HP Fortify — security checks on the highest level

The Hewlett-Packard Fortify Static Code Analyzer is one of the most important tools for testing Software Security Assurance (SSA) on the world market. Independent experts from HP Fortify checked 37,225 lines of source code of the mobile bank “Open Bank” — the Analyzer did not identify any critical security vulnerabilities.

The Analyzer scans source code for the application and server, and also defines the possible vectors of attack and defense scenarios from them, and then prioritizes results and provides detailed reports (down to the individual rows within the code). The greatest attention is paid to working with data — whether it is stored on a disk, not transferred there in unprotected form, or whether screenshots are masked in iOS.

A unique aspect: registering for a bank card within the application

Starting to use a mobile bank is often not so simple — users need to obtain a login and password in an office or another way, wait until the application registers, etc. The “Open Bank” project had the task of getting rid of all the wires and giving the customer the opportunity to simply be a mobile banking user.

We managed to find an original solution: once the customer registers the number of their bank card, no more logins and passwords are needed. Since the card number cannot be stored on the device for security reasons, it was necessary to devise an identification mechanism to use for registration. The application generates a new identifier and sends it to the server. The server sends an SMS with a verification code, which is all you need to use the mobile bank. Naturally, communication with the server is encrypted with the HTTPS protocol of iOS and standard libraries.

To further make life easier for the user, a recognition feature had been built into the app: it is sufficient to snap a bank card with the iPhone’s camera, and registration will take place automatically (if the card is embossed). Then you need to create a PIN-code and enter the application with it. It is safe enough, because it is possible to block the application in case the phone is lost. The identifier is marked as compromised and it can not enter the system- you must re-register.

And, yes — the input using Touch ID in iOS 8 is also supported.
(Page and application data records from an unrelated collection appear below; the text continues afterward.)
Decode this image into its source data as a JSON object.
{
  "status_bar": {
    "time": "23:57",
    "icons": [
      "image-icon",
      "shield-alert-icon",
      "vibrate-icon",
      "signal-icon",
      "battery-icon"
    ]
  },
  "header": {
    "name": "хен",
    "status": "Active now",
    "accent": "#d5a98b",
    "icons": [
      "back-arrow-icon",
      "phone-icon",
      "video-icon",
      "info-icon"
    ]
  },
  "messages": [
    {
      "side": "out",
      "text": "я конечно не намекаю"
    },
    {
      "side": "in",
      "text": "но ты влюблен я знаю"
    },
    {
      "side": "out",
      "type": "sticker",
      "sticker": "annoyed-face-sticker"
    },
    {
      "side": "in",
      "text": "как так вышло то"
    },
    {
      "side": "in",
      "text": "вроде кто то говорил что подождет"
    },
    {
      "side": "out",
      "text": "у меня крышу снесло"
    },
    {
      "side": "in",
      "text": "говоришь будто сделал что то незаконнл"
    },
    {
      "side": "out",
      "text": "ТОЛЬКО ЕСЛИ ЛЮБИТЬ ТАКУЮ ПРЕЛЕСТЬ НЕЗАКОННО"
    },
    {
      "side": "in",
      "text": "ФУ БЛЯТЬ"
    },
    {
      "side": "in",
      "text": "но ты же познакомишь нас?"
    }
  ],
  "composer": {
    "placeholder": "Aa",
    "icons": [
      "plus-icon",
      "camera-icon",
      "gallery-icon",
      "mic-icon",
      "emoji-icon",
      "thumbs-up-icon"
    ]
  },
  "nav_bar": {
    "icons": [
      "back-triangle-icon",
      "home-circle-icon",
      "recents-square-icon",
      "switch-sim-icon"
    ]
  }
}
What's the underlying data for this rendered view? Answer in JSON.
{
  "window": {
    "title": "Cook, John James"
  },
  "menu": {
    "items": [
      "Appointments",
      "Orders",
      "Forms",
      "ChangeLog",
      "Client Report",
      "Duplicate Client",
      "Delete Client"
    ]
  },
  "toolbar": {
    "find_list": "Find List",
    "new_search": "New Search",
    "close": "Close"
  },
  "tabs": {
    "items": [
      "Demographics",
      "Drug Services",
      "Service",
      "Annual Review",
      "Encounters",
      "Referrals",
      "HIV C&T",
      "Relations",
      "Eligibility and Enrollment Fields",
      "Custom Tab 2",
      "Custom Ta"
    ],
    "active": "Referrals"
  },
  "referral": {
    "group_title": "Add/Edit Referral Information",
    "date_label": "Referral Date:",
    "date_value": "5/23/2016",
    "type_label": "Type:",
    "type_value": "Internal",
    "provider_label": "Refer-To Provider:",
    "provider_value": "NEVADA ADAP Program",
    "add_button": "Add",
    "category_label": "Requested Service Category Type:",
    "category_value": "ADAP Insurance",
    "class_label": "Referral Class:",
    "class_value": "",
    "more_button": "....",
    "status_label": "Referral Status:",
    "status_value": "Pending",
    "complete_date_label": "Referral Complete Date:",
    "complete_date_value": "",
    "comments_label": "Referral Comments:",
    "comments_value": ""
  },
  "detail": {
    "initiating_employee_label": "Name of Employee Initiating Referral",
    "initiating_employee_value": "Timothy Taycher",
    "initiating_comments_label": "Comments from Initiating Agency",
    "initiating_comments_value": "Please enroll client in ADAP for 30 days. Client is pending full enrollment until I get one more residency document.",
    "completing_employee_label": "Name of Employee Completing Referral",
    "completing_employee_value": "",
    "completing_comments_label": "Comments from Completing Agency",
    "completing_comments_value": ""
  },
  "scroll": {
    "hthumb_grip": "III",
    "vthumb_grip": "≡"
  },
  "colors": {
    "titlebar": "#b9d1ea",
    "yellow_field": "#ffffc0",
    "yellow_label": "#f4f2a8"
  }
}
By the way, the mobile bank of “Open Bank” was the first in the Russian market to use fingerprint identification.

Communication with the server: API of the future

The client has a single point of entry to enter the server side from mobile — middleware developed by the bank which further integrates with all internal systems — CRM, payments, account cards, etc.

“Interaction with the application server is based on our RESTful API, which was made universal so that other services and the bank’s Web application can enjoy it. It was created in several iterations, starting from the data model, and was great for re-use and extensibility. This resulted in a fairly simple, very user-friendly, and scalable interface.

Now the API the first version covers 1.5–2x of the functionality of the application. The architecture in general is set up with the future in mind, so that when the application is developed, we do not have to change any fundamental things.”

Arthur Sakharov, CTO Redmadrobot

What has been done and what’s next

The first version of the mobile bank supports the standard set of features:

By the end of the year, the application will allow for transfers to other banks, online consultations, a revised statement (with filters and operations of categories) and much more. A release policy requires monthly updates to improve the stability of the application and to add new functionalities, tracking the degree of satisfaction regarding the customer’s business needs and the adjustment of the product development plan.

Following the iOS-version, there will be mobile banking for Android and tablets.

Editor’s note - the original article was published in November 2014. The full app can be seen at https://itunes.apple.com/ru/app/bank-otkrytie/id909649844?mt=8

Source: Medium.com

mobile app development, banking